When U.S. rapper Puff Daddy released his hit single “It’s All About the Benjamins” in 1997, he was way ahead of his time. Back then, the $100 bill the song refers to was only the third most popular dollar note, trailing the ubiquitous $1 dollar note and the $20 dollar note in terms of circulation, but 20 years and several nicknames later, Diddy’s prophecy would eventually be fulfilled.
According to Federal Reserve data
quoted by the IMF
, the $100 bill became the most circulated currency in the world in 2017, overtaking the $1 bill for the first time ever. What’s even more interesting though, is the fact that an estimated 80 percent of the 13.4 billion $100 notes
in circulation are held outside the United States, compared to “just” 60 percent of all 43 billion U.S. dollar bills.

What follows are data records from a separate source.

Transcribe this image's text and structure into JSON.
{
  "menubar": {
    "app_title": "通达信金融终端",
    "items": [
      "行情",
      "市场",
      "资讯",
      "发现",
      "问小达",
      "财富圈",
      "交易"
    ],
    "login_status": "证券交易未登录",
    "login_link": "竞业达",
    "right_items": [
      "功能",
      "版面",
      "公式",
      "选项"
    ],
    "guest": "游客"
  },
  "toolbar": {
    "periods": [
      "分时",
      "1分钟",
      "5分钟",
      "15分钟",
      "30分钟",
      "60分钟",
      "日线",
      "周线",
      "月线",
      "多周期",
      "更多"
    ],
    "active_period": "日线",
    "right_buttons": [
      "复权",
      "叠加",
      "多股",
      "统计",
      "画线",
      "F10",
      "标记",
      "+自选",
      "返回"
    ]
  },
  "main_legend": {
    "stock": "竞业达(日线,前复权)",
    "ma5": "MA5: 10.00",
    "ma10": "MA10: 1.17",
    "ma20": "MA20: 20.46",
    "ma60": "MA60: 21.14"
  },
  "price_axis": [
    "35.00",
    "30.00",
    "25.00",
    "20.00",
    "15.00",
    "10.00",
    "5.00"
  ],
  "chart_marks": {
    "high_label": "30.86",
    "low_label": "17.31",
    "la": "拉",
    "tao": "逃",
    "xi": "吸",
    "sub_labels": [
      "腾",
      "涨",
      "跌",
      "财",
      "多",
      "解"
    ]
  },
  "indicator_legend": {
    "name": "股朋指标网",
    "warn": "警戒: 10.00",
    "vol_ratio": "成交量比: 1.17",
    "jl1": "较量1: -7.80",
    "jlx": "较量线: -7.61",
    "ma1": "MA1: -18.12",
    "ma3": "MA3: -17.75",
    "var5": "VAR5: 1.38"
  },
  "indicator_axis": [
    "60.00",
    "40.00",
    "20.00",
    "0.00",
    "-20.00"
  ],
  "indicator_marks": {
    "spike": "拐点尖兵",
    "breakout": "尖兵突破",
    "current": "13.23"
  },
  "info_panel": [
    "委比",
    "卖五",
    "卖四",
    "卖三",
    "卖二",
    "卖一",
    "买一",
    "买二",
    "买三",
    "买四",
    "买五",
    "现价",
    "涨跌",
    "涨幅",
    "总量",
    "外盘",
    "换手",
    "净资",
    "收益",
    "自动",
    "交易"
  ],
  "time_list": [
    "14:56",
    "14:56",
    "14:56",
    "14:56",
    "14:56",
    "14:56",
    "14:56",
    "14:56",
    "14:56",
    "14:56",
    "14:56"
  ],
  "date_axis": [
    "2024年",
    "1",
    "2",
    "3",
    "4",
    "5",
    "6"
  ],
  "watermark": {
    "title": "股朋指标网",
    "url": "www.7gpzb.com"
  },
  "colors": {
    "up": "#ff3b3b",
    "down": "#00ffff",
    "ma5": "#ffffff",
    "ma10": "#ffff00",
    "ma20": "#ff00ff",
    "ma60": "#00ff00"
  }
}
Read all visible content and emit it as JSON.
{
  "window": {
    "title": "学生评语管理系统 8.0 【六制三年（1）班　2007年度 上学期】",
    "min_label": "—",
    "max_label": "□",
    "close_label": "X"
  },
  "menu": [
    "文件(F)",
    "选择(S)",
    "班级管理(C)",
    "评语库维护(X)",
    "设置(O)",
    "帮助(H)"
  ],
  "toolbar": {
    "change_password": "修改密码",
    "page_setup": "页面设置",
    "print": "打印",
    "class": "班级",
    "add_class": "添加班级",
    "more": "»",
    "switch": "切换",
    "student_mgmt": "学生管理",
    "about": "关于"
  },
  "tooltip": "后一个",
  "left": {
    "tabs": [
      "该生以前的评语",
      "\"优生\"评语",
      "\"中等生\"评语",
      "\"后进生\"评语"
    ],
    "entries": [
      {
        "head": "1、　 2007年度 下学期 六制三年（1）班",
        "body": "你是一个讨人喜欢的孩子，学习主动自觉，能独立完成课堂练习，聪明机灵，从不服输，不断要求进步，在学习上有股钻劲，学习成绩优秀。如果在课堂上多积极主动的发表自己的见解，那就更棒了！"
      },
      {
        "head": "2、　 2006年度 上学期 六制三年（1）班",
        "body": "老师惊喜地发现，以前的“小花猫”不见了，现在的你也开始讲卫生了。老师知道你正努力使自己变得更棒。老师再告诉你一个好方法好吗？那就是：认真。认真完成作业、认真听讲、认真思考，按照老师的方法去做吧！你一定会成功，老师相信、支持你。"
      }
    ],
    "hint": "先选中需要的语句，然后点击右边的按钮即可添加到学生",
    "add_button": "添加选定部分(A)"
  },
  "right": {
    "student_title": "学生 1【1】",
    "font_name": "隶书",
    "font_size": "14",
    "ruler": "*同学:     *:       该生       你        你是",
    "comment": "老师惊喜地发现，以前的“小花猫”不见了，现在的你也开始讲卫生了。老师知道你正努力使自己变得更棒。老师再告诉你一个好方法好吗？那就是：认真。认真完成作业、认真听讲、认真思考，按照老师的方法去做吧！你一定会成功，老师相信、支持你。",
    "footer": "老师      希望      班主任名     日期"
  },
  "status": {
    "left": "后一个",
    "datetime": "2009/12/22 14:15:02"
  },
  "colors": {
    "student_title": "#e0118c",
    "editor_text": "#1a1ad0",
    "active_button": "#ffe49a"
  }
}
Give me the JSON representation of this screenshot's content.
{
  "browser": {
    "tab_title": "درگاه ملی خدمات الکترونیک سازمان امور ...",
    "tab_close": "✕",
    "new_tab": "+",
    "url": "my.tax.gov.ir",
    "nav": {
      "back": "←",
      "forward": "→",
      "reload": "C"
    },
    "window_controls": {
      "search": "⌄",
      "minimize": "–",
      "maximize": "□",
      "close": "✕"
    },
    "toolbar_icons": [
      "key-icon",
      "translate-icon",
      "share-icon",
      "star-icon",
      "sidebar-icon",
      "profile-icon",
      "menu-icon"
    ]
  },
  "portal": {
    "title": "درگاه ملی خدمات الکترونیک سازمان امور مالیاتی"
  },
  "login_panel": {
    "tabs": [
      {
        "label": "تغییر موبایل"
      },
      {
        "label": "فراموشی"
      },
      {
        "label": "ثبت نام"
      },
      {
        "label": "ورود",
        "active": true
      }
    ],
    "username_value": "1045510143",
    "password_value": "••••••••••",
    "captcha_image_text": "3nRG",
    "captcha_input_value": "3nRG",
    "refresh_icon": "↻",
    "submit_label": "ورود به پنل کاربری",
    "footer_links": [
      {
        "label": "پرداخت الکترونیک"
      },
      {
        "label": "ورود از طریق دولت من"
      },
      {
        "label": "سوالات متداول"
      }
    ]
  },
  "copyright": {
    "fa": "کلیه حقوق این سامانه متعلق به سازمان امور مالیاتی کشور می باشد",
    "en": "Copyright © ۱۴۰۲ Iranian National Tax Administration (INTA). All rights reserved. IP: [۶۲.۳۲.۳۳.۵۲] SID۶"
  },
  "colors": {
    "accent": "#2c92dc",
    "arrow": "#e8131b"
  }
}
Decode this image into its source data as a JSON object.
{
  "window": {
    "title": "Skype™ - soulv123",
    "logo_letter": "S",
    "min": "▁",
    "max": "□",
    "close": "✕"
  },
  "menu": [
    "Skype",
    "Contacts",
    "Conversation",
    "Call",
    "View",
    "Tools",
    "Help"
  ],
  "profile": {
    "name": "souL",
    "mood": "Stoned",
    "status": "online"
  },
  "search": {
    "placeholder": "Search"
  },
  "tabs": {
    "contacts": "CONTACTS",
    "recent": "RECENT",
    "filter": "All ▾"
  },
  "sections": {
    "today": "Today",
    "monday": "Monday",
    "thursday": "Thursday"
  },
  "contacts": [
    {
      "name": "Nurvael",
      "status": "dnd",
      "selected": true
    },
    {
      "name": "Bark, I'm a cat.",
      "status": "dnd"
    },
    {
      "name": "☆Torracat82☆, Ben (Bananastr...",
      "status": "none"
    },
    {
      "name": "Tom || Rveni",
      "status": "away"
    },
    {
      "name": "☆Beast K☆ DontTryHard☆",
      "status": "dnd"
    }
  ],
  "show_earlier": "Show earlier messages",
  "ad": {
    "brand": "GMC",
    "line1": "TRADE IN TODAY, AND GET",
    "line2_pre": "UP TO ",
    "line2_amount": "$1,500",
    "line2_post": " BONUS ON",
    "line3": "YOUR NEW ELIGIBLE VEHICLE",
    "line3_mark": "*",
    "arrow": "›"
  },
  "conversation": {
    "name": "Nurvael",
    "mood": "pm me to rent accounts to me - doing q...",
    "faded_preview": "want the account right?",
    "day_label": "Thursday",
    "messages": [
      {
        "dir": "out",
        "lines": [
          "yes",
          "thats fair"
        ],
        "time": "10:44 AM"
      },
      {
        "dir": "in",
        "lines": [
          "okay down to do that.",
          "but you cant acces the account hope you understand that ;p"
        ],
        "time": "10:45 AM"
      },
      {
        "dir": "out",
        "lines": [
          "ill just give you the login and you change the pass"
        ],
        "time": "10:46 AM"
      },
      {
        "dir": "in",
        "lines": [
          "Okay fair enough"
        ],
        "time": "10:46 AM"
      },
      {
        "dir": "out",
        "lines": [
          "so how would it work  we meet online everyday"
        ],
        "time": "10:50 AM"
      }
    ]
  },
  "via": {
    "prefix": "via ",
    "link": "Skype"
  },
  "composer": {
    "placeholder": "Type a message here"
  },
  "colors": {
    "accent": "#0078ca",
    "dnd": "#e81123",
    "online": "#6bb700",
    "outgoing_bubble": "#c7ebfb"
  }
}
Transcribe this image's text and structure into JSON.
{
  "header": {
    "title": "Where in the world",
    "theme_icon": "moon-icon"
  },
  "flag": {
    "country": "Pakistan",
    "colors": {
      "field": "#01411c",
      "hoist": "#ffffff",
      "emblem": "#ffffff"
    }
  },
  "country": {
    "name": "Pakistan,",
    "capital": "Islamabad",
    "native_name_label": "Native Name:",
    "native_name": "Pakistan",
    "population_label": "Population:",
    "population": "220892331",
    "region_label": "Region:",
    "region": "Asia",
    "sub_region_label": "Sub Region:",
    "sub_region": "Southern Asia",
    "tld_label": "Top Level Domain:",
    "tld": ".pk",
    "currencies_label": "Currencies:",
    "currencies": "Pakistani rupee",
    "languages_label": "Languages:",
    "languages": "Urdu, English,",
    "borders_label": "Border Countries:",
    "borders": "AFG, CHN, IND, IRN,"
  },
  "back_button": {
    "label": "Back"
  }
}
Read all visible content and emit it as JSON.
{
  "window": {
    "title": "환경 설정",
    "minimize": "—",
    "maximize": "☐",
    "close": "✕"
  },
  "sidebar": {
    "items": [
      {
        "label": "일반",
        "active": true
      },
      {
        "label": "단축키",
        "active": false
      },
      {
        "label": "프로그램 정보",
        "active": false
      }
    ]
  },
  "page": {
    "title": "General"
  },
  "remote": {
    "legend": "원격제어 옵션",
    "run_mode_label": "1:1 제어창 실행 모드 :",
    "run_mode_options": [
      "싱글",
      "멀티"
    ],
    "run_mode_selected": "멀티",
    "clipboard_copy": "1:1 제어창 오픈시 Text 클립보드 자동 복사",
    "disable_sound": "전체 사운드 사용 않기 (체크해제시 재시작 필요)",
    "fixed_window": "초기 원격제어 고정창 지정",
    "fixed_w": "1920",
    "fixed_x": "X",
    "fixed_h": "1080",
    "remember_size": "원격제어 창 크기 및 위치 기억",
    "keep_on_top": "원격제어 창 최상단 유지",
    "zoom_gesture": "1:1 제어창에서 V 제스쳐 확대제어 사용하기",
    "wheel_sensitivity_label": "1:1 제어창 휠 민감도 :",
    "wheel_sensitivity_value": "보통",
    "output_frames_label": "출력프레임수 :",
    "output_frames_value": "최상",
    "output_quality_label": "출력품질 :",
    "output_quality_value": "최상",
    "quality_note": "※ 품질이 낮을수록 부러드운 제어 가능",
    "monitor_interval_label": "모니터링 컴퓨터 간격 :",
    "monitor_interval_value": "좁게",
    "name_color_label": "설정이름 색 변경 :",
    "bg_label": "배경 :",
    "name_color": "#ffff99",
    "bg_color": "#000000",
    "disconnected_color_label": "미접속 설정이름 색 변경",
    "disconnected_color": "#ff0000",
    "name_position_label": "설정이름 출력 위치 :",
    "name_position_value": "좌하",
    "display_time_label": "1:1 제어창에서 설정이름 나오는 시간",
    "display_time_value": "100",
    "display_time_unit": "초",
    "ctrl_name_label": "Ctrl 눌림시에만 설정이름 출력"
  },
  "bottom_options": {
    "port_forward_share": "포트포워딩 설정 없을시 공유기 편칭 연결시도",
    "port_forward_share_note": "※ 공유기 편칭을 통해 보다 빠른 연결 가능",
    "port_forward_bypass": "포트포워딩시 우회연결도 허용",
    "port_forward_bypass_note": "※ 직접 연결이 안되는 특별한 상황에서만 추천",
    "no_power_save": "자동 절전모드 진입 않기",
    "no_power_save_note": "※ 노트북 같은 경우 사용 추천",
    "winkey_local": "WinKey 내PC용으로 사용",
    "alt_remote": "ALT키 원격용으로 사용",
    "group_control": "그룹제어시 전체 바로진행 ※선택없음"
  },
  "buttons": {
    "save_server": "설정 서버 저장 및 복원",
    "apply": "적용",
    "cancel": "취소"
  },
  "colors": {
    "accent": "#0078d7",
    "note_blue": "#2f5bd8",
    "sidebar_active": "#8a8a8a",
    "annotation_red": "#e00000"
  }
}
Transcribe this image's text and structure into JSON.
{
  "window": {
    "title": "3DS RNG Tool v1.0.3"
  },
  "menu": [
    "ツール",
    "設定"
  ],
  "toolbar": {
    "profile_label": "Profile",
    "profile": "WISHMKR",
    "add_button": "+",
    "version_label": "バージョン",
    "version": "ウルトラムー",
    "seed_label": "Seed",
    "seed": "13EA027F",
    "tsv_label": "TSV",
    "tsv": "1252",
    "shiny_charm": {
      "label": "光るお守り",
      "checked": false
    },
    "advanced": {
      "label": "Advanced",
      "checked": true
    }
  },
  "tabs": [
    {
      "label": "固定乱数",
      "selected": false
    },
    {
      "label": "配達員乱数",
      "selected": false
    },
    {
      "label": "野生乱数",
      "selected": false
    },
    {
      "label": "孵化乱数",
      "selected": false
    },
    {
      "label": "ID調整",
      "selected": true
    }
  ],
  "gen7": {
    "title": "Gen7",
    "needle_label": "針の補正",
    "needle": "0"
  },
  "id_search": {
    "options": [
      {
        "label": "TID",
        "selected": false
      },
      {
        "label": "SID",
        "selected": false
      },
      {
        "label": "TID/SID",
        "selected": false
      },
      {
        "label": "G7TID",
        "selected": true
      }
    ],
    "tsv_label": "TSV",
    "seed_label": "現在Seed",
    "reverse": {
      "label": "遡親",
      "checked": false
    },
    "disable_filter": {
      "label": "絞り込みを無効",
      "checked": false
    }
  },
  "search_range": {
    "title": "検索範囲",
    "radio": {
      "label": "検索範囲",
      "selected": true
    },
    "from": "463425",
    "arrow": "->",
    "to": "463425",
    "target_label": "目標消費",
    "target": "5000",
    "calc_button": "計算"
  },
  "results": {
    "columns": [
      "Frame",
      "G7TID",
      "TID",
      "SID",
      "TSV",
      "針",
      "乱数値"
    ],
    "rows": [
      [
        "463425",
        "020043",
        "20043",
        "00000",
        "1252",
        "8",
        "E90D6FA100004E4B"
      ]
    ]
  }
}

So what makes the $100 bill so popular in and especially outside the United States? Apart from political and monetary instabilities driving demand for U.S. dollars, especially in large denominations, as a safe-haven currency, i.e. a stable and secure asset, Harvard University’s Kenneth Rogoff has another theory: “Worldwide, high-value currency notes are mainly used to avoid taxes and regulation, and for illegal activity,” he observes. “Apartments and houses in major cities all over the world are paid for with suitcases of cash every day, and it is not because the buyers are afraid of bank failures.”